The Pernicious Fiction of Accurate Medical Information
Lately, in the life insurance world, the buzz is that electronic health care data will revolutionize underwriting. Someday...maybe, but not today. Why? Because much of what’s taking place now is the “digitization” of existing information, that is the transfer of information in documents into data, or bits and bytes, of information stored in databases and other software formats. However, turning information into data does nothing to address the inaccuracies in the data itself, and that is definitely not happening – at least not in any way that is apparent to an underwriting business.
Errors with Electronic Health Records
It will come as no surprise to life expectancy underwriters, that medical records, including digitized records, are literally rife with errors of all sorts. Furthermore, some of these errors are literally inscrutable gibberish that cannot be assessed by anyone (or anything for you AI mavens out there) with any degree of certitude. Bad, erroneous, conflicting, inaccurate, misplaced information is everywhere in health care records, and it’s being transformed into bad data, plain and simple. Take for example, this information from just one case: “Tobacco non User, Current non-smoker. Social History: 7.5 pkyr, no smoker since 1985; drinks socially. One cigar per day to stop after he passed out with his. Cigars 2-3 per week. 2010 actually 7-10 per week. 2011 not smoking cigars....” Later in other records from the same Health Care Provider (HCP) there is this: “Smoked Tobacco use: Current someday smoker” and “Pipes: Yes”.
These statements were made by the same HCP about the same insured (i.e., patient) within the same year. Now imagine this degree of variability and imprecision multiplied over years and throughout hundreds or thousands of pages of medical records – and this just goes to whether the insured smokes, nothing more complex than that. Will the transformation of this obviously conflicting information into bits and bytes improve the correctness of this information? Nope, not at all. At the very least, the information is confusing and, at its worst, it is so contradictory as to be useless. Yet this is what life expectancy underwriters see day in and day out.
HCPs are doing a poor job at best of recording correct, clear, precise information, regardless of how that information is stored, and yet, the Insurtech world is all aflutter over the digital transformations it claims will improve outcomes tomorrow. Again, eventually, this may be the case (we certainly hope so), but today the information derived from this data in virtually printed formats (e.g., PDF pages numbering in the millions each year) is simply festering with errors that have to be evaluated and reconciled before it can be used to determine a life expectancy.
Trust but Verify
What is needed is a focus on verification of the information regardless of its form, which as we've discussed previously is the second step in our DIKA process toward knowledge which can serve as the basis for action (i.e., decision-making in the case of life expectancy assessment). Verification of this sort requires judgment and judgment, good judgment at least, comes from experience, expertise and real intelligence.

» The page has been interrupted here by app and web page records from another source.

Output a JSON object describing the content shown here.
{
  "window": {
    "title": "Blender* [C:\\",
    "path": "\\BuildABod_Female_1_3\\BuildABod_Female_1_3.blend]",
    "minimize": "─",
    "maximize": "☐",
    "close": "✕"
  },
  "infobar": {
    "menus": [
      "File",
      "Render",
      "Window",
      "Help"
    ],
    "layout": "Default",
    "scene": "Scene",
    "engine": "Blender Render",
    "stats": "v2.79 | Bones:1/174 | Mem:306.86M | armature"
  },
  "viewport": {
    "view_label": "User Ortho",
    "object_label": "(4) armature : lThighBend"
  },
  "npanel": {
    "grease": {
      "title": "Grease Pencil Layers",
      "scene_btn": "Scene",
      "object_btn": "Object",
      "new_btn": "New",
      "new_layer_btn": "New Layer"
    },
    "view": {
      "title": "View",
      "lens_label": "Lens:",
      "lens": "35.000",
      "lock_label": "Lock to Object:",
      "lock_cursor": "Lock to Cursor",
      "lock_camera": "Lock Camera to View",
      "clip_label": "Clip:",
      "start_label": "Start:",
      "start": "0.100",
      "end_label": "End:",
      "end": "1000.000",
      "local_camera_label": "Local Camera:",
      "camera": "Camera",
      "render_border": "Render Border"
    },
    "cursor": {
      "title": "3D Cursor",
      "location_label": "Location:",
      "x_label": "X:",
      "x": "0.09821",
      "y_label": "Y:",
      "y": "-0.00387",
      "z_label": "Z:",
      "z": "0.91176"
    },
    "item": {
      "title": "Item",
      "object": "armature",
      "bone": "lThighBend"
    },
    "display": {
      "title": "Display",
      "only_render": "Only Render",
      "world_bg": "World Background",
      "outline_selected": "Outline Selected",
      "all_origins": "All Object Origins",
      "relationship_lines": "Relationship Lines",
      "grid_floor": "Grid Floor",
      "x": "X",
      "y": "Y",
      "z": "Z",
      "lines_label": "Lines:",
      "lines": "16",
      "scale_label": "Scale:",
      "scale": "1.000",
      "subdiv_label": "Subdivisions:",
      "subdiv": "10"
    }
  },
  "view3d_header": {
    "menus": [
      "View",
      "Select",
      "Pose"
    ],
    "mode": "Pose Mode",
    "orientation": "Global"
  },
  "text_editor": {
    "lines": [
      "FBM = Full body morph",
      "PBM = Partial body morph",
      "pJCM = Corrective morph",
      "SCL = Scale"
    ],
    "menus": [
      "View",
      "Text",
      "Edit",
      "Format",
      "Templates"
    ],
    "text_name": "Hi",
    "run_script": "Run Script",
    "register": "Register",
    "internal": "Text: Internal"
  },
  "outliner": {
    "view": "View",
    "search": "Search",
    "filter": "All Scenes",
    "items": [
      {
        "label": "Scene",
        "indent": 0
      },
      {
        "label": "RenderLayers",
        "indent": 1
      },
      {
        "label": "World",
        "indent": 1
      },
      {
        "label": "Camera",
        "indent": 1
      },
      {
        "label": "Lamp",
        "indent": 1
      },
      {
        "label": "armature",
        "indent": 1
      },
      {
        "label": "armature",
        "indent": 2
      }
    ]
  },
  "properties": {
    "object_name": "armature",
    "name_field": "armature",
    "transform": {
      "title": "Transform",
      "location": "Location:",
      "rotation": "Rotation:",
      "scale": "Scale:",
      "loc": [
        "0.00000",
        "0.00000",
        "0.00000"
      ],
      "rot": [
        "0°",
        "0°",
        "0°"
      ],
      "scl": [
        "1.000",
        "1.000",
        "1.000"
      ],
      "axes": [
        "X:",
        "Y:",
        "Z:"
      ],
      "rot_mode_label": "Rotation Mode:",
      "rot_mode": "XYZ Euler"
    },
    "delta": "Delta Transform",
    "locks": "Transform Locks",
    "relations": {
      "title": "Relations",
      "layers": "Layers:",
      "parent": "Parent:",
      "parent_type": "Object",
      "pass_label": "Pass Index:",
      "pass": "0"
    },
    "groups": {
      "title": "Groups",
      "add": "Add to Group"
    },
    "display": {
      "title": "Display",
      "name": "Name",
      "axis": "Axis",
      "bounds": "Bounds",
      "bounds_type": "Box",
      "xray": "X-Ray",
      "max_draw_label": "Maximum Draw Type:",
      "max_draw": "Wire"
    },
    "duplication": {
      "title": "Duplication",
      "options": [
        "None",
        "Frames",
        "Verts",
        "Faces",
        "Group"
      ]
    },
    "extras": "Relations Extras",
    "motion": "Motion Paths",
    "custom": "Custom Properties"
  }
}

Once the information is verified through a thorough, consistent, and objective underwriting process, then and only then can it become knowledge and thereby made actionable. As the old adage holds: “Trust, but verify.” When it comes to health care data, digital or paper, “traditional” or electronic, form is still far less important than substance, and substance must be viewed with skilled and diligent caution. To learn more about the impact of medical information accuracy in life expectancy assessments, contact ISC Services.